    Opponents of the JCPOA should never be permitted to spin their Iranian Nukes Myth in public without being confronted with those facts.

  2. Many of Iran’s opponents have been swayed by Benjamin Netanyahu who has made much money through his nuclear waste cleaning business by scaring customers away from Iran’s nuclear waste cleaning program with his vague nuclear talk. In many instances I have seen Netanyahu lie by leading people to believe that Iran has nuclear weapons. Iran’s nuclear waste cleaning facility can never be used for nuclear bomb strength material because the building to cleaning qualities was so great that additional work cannot be done- I worked with them until completion, same with Netanyahu’s nuclear waste cleaning facility. As to the accomplishments of the previous administration there were none except for empty talk up to the reelection, then nothing because Obama had nothing to gain then.

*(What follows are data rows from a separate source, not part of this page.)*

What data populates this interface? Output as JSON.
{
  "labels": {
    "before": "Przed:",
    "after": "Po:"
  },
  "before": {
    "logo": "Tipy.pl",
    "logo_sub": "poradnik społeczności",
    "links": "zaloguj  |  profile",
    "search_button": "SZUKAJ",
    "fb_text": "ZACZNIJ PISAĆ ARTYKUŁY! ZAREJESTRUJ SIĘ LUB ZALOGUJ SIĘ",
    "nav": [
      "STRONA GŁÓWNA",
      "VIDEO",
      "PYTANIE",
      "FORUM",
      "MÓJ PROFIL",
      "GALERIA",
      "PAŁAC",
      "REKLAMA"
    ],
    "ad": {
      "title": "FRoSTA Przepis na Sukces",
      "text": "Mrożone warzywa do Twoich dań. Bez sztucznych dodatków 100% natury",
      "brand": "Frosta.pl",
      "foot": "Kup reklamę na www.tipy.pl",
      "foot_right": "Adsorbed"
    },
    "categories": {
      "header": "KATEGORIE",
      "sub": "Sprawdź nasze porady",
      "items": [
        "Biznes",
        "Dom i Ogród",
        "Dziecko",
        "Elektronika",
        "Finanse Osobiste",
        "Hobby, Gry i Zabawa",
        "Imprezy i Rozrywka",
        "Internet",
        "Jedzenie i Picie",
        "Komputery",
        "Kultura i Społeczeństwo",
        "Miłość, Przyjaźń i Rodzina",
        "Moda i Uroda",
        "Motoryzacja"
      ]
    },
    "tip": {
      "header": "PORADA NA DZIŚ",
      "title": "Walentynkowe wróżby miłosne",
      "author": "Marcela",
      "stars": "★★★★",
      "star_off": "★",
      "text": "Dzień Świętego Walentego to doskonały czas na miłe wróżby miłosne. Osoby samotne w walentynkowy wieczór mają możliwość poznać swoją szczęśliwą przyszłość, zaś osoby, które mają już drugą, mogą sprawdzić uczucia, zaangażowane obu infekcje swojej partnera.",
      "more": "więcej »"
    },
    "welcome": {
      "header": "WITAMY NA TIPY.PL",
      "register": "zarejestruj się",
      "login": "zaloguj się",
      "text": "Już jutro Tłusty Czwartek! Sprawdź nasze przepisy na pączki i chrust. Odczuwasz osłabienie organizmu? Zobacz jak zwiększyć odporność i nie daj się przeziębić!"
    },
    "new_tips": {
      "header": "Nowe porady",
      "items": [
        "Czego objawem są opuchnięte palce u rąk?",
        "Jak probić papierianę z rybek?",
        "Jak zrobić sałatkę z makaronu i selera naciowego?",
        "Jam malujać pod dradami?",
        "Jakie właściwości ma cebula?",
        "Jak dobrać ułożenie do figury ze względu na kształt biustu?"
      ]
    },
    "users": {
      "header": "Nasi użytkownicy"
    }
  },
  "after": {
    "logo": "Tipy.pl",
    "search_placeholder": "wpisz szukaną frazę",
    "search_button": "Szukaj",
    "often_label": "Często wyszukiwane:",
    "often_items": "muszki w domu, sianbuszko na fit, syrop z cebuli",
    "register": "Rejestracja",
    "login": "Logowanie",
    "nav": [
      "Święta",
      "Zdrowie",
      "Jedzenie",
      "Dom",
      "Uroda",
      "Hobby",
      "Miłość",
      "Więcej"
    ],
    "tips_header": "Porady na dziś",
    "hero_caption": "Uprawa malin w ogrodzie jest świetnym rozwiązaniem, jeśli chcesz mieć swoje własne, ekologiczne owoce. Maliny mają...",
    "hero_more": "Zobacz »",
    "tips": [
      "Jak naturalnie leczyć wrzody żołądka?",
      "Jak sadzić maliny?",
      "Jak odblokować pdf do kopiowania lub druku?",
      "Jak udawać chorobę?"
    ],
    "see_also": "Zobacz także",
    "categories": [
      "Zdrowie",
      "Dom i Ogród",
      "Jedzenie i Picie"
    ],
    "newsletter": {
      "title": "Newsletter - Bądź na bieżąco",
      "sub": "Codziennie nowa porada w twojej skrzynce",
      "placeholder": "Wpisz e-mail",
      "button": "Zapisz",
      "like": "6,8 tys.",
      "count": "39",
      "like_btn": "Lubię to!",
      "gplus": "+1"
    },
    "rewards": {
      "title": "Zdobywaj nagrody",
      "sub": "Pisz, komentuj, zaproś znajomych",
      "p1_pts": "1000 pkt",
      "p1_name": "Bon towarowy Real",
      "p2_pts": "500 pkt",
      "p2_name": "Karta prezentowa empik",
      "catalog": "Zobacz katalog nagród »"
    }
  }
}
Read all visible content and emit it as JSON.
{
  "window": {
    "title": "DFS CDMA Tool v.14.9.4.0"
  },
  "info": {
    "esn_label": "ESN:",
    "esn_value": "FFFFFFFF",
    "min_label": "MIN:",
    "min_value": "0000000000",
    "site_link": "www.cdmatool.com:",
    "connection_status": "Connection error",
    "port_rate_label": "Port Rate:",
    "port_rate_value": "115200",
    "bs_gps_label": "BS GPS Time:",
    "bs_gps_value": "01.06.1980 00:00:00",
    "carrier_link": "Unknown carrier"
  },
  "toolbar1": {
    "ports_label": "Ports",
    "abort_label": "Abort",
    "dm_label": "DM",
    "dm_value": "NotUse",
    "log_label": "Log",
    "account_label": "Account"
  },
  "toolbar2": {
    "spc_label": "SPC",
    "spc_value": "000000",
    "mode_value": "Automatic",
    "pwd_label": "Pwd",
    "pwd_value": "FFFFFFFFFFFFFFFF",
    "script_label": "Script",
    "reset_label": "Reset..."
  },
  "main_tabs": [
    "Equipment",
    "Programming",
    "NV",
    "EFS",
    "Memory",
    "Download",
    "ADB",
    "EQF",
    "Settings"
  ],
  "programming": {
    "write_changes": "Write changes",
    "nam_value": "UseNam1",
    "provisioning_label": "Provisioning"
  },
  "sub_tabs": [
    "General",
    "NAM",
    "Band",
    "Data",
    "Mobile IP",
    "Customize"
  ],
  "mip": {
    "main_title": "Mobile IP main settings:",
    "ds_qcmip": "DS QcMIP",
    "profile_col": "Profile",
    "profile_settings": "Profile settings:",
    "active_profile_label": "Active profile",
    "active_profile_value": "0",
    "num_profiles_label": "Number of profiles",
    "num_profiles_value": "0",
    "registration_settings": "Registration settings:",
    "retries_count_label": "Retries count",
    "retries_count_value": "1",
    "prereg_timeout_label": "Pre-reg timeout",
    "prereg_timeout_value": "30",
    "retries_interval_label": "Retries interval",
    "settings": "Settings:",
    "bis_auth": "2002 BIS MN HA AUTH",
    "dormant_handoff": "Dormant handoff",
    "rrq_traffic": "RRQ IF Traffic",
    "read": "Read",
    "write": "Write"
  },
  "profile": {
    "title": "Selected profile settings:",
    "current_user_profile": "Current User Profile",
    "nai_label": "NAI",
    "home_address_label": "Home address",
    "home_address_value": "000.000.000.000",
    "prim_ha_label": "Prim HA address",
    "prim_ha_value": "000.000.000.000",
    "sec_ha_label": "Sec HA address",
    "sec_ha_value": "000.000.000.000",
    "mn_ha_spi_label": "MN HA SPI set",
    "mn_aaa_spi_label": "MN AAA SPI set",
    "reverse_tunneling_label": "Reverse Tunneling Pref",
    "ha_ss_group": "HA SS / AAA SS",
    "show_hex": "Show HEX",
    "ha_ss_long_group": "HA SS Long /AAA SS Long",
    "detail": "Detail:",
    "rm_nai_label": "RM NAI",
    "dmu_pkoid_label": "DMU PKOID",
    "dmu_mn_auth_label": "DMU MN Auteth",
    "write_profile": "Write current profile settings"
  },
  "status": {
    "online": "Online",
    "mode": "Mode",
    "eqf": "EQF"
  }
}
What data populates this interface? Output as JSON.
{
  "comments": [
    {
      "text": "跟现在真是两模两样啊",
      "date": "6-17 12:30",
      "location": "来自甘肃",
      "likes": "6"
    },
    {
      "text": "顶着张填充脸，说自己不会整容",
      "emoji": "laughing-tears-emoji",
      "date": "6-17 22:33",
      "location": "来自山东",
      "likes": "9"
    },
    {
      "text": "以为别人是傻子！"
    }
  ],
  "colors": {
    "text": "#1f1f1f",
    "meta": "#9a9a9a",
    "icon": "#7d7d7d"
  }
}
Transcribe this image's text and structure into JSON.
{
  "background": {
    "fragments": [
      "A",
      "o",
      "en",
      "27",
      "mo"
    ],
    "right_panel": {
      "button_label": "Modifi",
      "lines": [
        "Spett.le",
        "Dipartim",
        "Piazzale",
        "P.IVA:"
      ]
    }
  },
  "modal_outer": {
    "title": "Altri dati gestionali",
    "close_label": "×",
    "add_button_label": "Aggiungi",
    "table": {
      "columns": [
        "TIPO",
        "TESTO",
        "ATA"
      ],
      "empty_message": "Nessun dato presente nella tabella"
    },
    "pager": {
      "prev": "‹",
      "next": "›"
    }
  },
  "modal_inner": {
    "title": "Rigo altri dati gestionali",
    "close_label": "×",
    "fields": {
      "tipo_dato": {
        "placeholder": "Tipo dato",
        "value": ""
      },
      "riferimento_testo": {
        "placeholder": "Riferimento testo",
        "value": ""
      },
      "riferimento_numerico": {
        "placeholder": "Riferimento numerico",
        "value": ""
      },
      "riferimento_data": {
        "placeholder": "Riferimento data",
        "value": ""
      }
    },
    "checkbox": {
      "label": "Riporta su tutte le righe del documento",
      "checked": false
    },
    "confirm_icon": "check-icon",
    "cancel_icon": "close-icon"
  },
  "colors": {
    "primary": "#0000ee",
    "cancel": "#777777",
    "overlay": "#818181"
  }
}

  3. Bobby, it’s not just Iran’s opponents. Search for an article reporting on a poll in the Times of Israel from July 31, 2012 entitled “80% of Americans think Iran’s nuclear program threatens the US”. The Iranian Nukes Myth has been very effective propaganda.

  4. 1. I was not trying to limit the influence only where it started to spread. 2. If you believe the Times of Israel you are a fool or a liar.

  5. My interpretation, for the most part, of what’s being stated or communicated by the west, the US in particular, and their intentions behind the communication are usually two different things! The context of this article is a good example:
    Trump and his clans, neocons, Israel and MIC are saying that the JCPOA is not a good deal and it has to be either renegotiated or scrapped all together! Well that’s what’s being communicated! How about their intentions behind this communication?
    IT IS NOT because JCPOA prevents Iran from developing a nuclear bomb, which Iran never wanted to begin with, but it is because JCPOA is an obstacle and it prevents the US and the Zionists from continuing their warmongering efforts and scaring of Iran’s neighbors mostly the Arab states into buying more expensive but useless arms! After all there are many nuclear warheads already in Israel, Pakistan and India and in reality the US doesn’t give a shit if Iran had a few bomb of their own! In fact the west always wanted Iran to have a few bombs. In that case Iran would’ve been an enemy of the west until the end of time!
    One may ask why the US & Russia are interested in having contracts to build nuclear power plants in Saudi Arabia and Jordan? There in lies the intentions to sell more arms and build more nuclear power plants and etc. It’s all about money!

Comments are closed.